(Input data)
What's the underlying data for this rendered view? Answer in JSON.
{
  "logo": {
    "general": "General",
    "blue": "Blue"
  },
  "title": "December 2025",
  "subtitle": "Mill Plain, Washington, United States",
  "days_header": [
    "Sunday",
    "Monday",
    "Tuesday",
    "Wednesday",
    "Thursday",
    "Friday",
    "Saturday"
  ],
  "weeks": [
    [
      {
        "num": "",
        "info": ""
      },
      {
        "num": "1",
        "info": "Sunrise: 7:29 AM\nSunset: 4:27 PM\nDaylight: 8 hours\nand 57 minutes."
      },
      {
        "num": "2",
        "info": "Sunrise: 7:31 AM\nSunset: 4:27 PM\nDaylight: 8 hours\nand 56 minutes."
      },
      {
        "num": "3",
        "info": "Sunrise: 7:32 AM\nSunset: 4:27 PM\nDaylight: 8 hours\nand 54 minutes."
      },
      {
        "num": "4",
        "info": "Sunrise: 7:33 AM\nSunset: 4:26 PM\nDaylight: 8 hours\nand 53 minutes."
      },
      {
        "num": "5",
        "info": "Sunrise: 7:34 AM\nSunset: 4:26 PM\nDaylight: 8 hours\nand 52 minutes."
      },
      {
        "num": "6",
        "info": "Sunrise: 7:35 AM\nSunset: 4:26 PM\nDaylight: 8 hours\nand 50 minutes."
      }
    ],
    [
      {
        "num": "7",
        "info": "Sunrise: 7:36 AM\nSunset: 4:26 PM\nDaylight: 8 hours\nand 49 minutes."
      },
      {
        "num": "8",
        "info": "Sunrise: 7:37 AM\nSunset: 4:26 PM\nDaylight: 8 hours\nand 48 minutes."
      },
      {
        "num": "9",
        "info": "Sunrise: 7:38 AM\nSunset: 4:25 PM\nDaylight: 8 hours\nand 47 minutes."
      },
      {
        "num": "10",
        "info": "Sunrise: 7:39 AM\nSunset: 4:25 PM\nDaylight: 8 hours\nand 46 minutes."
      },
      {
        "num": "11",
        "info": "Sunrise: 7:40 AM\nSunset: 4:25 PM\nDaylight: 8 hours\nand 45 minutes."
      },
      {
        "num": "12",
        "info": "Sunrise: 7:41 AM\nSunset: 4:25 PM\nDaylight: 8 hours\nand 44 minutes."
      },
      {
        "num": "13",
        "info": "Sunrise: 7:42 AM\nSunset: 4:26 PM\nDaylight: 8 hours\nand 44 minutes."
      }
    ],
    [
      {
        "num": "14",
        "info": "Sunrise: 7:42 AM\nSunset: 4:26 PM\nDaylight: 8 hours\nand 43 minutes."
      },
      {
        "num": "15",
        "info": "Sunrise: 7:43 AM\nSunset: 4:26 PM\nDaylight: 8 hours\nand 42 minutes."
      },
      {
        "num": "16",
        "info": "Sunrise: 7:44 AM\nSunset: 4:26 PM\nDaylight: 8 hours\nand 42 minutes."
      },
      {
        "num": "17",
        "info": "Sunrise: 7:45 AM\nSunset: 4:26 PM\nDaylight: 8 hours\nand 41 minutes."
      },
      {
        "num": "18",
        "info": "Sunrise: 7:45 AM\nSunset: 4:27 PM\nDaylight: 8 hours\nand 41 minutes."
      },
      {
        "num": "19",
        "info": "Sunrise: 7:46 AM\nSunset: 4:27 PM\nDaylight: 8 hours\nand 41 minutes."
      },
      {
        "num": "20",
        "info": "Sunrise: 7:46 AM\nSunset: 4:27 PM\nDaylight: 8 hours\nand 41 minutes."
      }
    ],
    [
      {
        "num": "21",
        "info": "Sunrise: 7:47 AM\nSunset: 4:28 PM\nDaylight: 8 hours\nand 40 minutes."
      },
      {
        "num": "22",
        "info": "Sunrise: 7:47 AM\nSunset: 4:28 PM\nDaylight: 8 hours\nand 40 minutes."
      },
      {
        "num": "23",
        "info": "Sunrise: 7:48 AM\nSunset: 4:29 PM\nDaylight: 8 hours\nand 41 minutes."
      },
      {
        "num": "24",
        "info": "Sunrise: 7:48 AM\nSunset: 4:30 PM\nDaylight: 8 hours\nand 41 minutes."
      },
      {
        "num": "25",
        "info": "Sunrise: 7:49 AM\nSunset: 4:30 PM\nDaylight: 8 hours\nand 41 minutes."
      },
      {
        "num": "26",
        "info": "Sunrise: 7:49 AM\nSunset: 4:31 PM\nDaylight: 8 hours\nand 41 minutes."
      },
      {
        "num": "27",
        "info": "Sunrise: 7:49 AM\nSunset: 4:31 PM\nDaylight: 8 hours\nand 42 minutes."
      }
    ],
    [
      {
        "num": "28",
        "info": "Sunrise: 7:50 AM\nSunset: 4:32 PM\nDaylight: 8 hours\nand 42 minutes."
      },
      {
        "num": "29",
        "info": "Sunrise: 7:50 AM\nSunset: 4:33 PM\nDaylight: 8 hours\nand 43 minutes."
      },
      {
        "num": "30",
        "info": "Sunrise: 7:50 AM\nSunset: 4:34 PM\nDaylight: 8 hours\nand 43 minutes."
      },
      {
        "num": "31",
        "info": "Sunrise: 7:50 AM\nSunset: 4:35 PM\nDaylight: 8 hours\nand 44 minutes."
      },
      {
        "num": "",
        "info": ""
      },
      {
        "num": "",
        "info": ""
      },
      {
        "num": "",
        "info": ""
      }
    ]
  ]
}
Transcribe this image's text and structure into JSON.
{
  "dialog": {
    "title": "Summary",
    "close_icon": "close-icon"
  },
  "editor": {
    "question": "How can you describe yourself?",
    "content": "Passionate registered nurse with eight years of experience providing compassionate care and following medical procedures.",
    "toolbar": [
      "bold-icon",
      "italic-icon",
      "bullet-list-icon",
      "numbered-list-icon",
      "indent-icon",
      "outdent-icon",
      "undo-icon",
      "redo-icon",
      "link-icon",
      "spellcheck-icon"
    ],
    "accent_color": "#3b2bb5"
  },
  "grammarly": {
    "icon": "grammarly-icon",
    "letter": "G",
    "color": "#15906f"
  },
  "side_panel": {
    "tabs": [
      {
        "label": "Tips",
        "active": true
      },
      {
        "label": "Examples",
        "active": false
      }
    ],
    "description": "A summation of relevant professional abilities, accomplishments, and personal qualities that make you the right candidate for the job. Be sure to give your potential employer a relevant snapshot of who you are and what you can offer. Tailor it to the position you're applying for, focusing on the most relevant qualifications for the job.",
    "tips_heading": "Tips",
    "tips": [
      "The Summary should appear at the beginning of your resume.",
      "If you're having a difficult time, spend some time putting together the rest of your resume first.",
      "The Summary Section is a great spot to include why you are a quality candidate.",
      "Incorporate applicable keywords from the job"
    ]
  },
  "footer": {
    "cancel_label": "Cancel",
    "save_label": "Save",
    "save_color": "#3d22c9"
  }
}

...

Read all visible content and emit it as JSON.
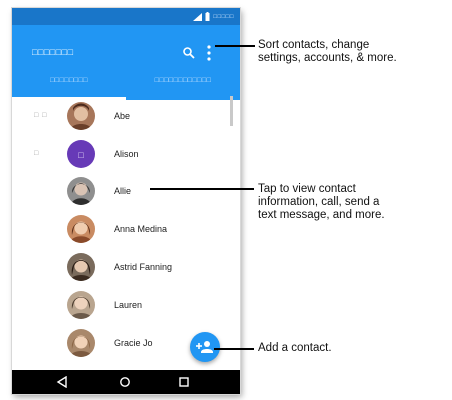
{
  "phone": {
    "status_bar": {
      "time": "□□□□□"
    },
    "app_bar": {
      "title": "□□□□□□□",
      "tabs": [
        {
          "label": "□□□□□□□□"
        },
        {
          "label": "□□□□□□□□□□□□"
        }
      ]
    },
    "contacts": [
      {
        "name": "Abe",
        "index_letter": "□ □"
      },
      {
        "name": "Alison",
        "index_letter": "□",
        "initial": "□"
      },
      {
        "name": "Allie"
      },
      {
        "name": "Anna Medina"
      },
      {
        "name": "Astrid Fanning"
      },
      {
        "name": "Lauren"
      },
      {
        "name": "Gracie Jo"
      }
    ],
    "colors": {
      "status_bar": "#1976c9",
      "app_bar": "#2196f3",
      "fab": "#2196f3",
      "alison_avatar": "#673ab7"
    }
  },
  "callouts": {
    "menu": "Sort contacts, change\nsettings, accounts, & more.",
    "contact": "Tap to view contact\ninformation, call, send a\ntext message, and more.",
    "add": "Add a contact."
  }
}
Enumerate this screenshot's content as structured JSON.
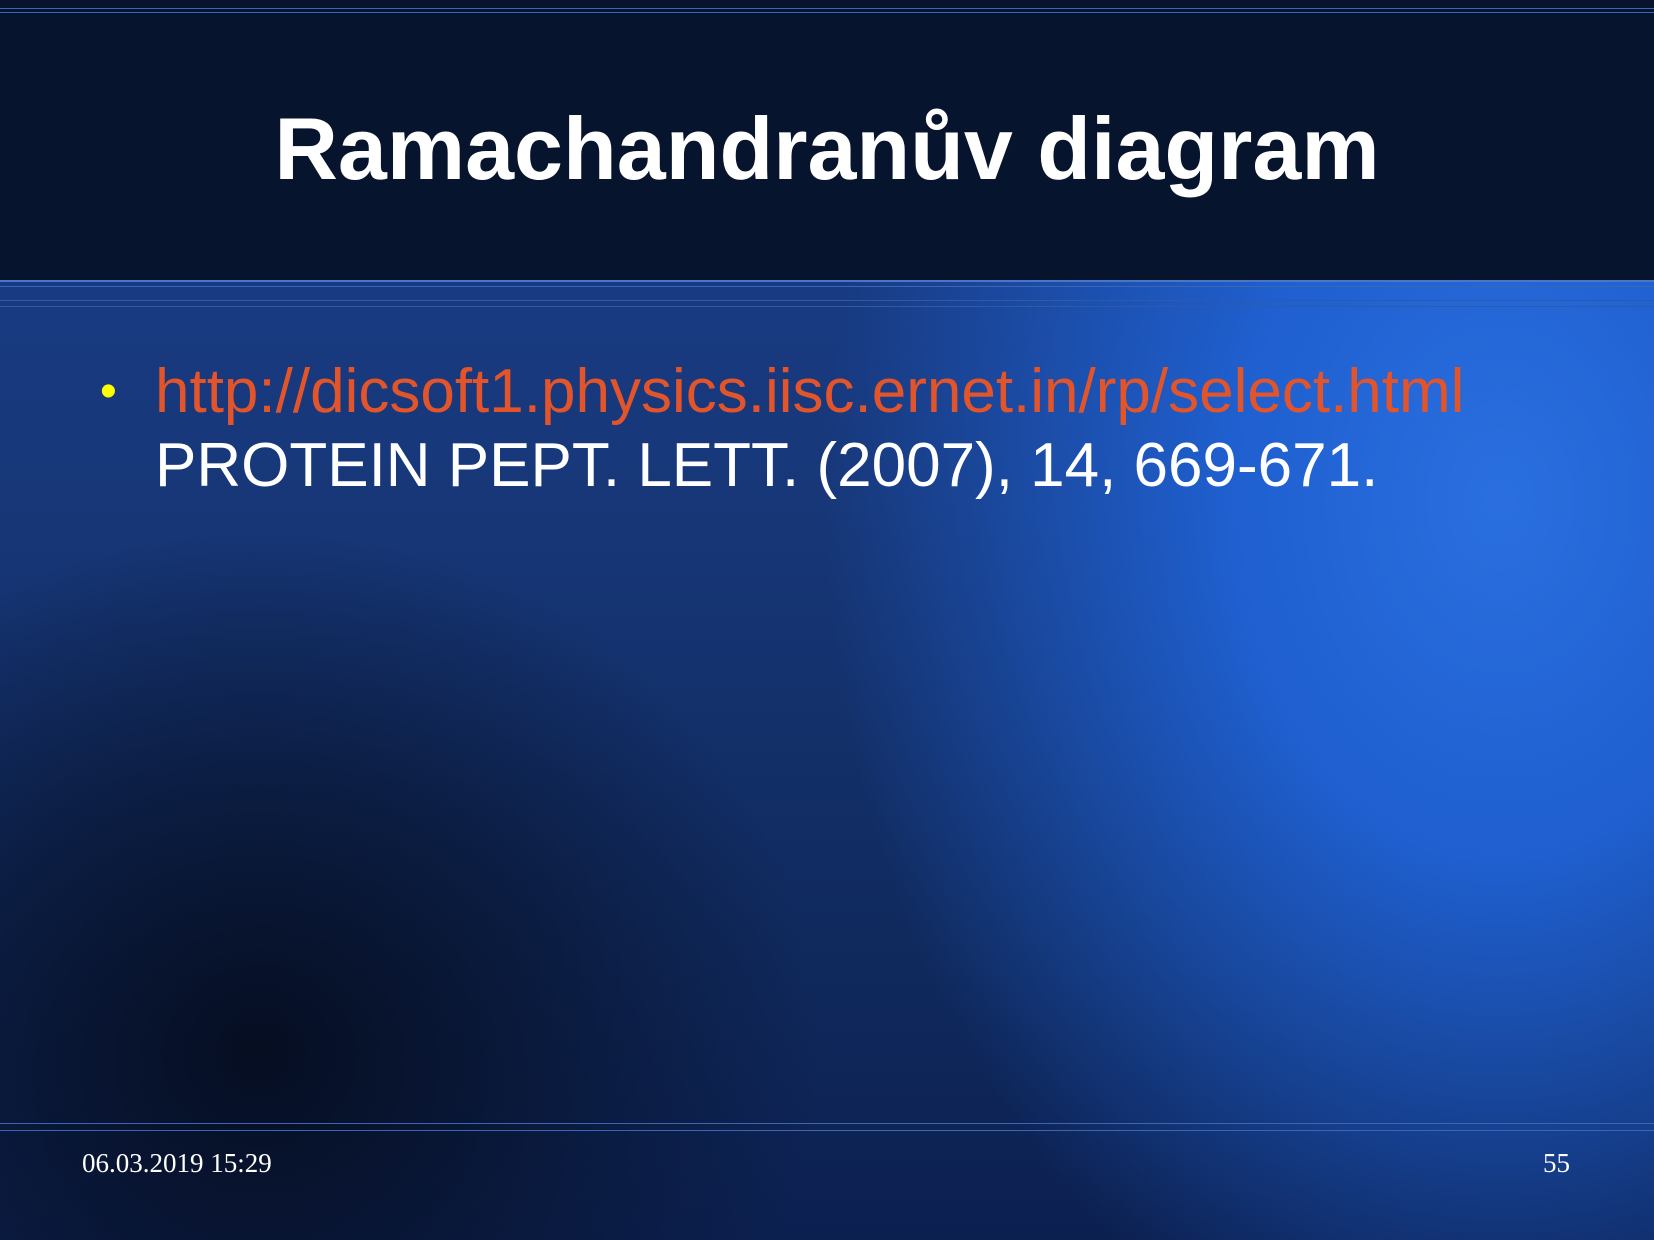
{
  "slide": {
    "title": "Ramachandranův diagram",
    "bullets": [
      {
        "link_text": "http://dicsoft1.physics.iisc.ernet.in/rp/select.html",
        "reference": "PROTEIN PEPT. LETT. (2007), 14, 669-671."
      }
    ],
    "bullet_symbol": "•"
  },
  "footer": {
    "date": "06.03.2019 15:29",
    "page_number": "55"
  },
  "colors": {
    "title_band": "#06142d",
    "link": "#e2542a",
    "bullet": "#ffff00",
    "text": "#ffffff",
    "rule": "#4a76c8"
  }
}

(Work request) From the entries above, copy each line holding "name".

(Answer space)
        "name": "Abe",
        "name": "Alison",
        "name": "Allie"
        "name": "Anna Medina"
        "name": "Astrid Fanning"
        "name": "Lauren"
        "name": "Gracie Jo"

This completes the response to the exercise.